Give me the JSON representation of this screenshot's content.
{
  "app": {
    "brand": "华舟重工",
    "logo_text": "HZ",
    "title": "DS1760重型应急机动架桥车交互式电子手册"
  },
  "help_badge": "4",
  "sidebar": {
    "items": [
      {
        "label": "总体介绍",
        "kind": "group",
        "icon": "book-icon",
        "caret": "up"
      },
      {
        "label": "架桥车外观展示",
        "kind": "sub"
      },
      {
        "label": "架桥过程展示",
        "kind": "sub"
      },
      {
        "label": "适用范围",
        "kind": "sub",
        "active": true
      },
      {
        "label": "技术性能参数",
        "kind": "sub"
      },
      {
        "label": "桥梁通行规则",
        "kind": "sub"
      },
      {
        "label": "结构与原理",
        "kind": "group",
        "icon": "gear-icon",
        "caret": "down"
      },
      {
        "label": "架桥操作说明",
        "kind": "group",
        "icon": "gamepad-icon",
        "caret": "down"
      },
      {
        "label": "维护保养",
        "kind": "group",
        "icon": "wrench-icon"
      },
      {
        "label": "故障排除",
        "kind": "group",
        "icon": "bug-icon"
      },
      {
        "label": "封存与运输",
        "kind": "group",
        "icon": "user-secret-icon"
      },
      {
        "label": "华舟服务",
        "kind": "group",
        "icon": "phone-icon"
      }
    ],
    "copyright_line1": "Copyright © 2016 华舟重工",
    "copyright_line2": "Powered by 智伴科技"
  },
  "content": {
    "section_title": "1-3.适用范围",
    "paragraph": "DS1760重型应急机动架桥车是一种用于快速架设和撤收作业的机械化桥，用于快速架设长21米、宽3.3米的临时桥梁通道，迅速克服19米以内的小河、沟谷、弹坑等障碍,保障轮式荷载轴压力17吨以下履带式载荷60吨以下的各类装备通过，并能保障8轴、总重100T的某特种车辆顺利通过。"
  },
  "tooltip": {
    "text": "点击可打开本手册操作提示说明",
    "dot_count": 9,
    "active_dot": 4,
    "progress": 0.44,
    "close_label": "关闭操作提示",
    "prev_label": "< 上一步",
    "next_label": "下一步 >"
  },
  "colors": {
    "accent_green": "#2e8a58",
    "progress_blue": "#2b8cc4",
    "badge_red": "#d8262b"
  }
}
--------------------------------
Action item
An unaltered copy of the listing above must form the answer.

Output of the task
Give me the JSON representation of this screenshot's content.
{
  "app": {
    "brand": "华舟重工",
    "logo_text": "HZ",
    "title": "DS1760重型应急机动架桥车交互式电子手册"
  },
  "help_badge": "4",
  "sidebar": {
    "items": [
      {
        "label": "总体介绍",
        "kind": "group",
        "icon": "book-icon",
        "caret": "up"
      },
      {
        "label": "架桥车外观展示",
        "kind": "sub"
      },
      {
        "label": "架桥过程展示",
        "kind": "sub"
      },
      {
        "label": "适用范围",
        "kind": "sub",
        "active": true
      },
      {
        "label": "技术性能参数",
        "kind": "sub"
      },
      {
        "label": "桥梁通行规则",
        "kind": "sub"
      },
      {
        "label": "结构与原理",
        "kind": "group",
        "icon": "gear-icon",
        "caret": "down"
      },
      {
        "label": "架桥操作说明",
        "kind": "group",
        "icon": "gamepad-icon",
        "caret": "down"
      },
      {
        "label": "维护保养",
        "kind": "group",
        "icon": "wrench-icon"
      },
      {
        "label": "故障排除",
        "kind": "group",
        "icon": "bug-icon"
      },
      {
        "label": "封存与运输",
        "kind": "group",
        "icon": "user-secret-icon"
      },
      {
        "label": "华舟服务",
        "kind": "group",
        "icon": "phone-icon"
      }
    ],
    "copyright_line1": "Copyright © 2016 华舟重工",
    "copyright_line2": "Powered by 智伴科技"
  },
  "content": {
    "section_title": "1-3.适用范围",
    "paragraph": "DS1760重型应急机动架桥车是一种用于快速架设和撤收作业的机械化桥，用于快速架设长21米、宽3.3米的临时桥梁通道，迅速克服19米以内的小河、沟谷、弹坑等障碍,保障轮式荷载轴压力17吨以下履带式载荷60吨以下的各类装备通过，并能保障8轴、总重100T的某特种车辆顺利通过。"
  },
  "tooltip": {
    "text": "点击可打开本手册操作提示说明",
    "dot_count": 9,
    "active_dot": 4,
    "progress": 0.44,
    "close_label": "关闭操作提示",
    "prev_label": "< 上一步",
    "next_label": "下一步 >"
  },
  "colors": {
    "accent_green": "#2e8a58",
    "progress_blue": "#2b8cc4",
    "badge_red": "#d8262b"
  }
}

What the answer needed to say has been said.